U.S. District Judge Alison Nathan ruled that broadcasters had not shown a “likelihood of success on the merits” and turned down their request for a preliminary injunction. In siding with Aereo, funded by investors including Barry Diller’s IAC, she has given some credence to the startup’s legality; previous efforts to offer digital streams of free broadcast signals to subscribers have been halted in court.
The networks worry that such services will undercut their business model, particularly the retransmission fees they collect from cable operators, and undermine broadcast stations’ plans to launch mobile offerings to smartphones, iPads and other devices. Indeed, Nathan concluded that Aereo stood to cause “irreparable harm” to the broadcasters, but “they have not demonstrated that the balance of hardships decidedly tips in their favor.”
“Today’s decision shows that when you are on the right side of the law, you can stand up, fight the Goliath and win,” said Aereo founder Chet Kanojia.
A key legal distinction for Aereo lies in its thousands of dime-sized antennas, allowing each subscriber to choose to watch a broadcast show online in real time or to play it back as on a DVR. The networks and New York local stations called it a “gimmick” and argued that Aereo violated the Copyright Act’s right of public performance, specifically its provision barring unauthorized transmission of copyrighted works.
But Nathan concluded that the antennas operate independently, backing Aereo’s contention that it is essentially renting remote equipment to its users that is comparable to what they can install at home.
In her opinion, Nathan drew similarities between Aereo’s technology and a remote storage DVR introduced several years ago by Cablevision.

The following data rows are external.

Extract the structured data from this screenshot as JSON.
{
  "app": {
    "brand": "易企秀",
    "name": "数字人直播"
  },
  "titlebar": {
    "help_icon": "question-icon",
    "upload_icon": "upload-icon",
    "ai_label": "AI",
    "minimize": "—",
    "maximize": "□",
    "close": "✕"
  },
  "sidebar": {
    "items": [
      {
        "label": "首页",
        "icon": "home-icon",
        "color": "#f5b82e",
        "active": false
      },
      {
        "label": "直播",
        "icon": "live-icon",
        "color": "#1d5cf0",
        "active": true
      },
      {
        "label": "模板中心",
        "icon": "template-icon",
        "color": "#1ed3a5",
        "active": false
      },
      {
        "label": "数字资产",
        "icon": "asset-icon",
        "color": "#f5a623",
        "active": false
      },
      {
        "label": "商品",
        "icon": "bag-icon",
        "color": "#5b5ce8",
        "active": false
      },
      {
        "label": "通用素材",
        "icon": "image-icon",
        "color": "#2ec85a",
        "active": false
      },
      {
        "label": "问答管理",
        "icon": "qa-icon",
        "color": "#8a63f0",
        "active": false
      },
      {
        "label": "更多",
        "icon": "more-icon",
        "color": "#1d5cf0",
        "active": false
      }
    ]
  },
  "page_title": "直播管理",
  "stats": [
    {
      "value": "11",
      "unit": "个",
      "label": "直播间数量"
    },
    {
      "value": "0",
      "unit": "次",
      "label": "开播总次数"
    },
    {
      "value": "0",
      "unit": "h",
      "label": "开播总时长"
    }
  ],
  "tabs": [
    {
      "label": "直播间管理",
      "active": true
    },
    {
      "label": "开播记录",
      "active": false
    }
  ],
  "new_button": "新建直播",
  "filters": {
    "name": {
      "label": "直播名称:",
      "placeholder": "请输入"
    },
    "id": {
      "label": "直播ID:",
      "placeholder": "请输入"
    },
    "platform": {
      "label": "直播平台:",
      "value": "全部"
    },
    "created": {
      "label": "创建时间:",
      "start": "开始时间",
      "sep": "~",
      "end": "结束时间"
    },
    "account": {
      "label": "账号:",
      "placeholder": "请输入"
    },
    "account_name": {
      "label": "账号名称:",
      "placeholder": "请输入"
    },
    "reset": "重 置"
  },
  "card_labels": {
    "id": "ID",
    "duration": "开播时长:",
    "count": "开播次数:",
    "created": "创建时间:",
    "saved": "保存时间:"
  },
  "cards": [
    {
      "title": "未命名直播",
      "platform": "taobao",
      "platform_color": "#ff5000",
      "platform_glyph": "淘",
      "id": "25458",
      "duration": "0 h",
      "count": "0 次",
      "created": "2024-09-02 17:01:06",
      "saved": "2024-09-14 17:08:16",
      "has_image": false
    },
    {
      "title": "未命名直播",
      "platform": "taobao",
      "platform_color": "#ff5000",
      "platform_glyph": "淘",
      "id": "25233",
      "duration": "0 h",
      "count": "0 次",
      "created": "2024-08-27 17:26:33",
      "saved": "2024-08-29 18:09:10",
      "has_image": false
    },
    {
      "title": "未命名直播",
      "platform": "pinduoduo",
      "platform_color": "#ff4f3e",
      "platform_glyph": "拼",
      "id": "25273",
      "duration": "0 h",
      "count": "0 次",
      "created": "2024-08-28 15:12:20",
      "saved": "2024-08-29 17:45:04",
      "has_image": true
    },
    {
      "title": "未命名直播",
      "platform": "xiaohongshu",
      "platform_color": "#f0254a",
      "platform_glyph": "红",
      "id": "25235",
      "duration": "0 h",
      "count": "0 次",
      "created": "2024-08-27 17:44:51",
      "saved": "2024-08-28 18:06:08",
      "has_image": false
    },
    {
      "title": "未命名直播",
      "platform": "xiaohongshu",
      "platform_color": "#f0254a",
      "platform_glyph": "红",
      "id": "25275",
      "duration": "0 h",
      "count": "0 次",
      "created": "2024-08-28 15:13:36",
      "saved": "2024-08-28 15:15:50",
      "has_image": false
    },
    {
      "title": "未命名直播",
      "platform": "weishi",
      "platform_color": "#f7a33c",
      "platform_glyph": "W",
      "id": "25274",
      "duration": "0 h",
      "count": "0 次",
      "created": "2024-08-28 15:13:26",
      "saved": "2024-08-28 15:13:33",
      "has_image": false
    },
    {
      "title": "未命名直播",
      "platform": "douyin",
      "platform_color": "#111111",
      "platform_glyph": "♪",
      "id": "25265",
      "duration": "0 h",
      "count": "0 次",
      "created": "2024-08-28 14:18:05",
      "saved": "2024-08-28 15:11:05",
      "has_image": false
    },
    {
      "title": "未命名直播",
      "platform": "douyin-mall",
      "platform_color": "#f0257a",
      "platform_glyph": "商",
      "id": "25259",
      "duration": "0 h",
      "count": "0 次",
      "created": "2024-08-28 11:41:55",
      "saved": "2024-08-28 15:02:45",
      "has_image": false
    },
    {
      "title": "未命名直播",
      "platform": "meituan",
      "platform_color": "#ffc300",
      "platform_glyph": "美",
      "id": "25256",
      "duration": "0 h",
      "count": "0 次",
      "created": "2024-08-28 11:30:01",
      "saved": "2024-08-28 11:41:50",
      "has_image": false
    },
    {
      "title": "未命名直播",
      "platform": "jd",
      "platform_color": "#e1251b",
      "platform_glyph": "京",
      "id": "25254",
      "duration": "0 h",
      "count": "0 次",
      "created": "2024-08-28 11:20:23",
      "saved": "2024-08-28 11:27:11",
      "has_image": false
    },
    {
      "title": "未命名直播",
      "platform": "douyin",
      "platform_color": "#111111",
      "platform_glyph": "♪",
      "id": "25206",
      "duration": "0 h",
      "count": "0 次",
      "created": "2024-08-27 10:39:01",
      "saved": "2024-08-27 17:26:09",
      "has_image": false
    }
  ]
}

The latter was the focus of a landmark ruling by the 2nd Circuit Court of Appeals that held that the remote DVR did not infringe on copyrights.
She wrote that “in light of this court’s factual determination that each antenna functions independently, in at least one respect, the Aereo system is a stronger case than” the Cablevision case.
While broadcasters saw distinction in Cablevision’s remote DVR and Aereo’s streams of broadcasts in real time, Nathan found that argument irrelevant. “Whether a user watches a program through Aereo’s service as it is being broadcast or after the initial broadcast does not change that the transmission is made from a unique copy, previously created by that user, accessible and transmitted only to that user, the factors (the Cablevision decision) identified as limiting the potential audience,” Nathan wrote.
A group of plaintiffs, including WNET Thirteen, Fox Television Stations, WPIX and Univision, expressed disappointment at the decision and plan to appeal.
“Today’s decision is a loss for the entire creative community,” their statement said. “The judge has denied our request for preliminary relief — ruling that it is OK to misappropriate copyrighted material and retransmit it without compensation. While we are disappointed, we will continue to fight to protect our copyrights and expect to prevail on appeal.”
NBC Universal, another plaintiff in the case, also issued a statement noting the Nathan’s opinion represents “a preliminary finding and we remain confident that the courts will ultimately find in our favor and block Aereo from infringing our copyrighted broadcasts. Importantly, the court clearly determined that Aereo’s business is irreparably harming broadcasters and content creators.”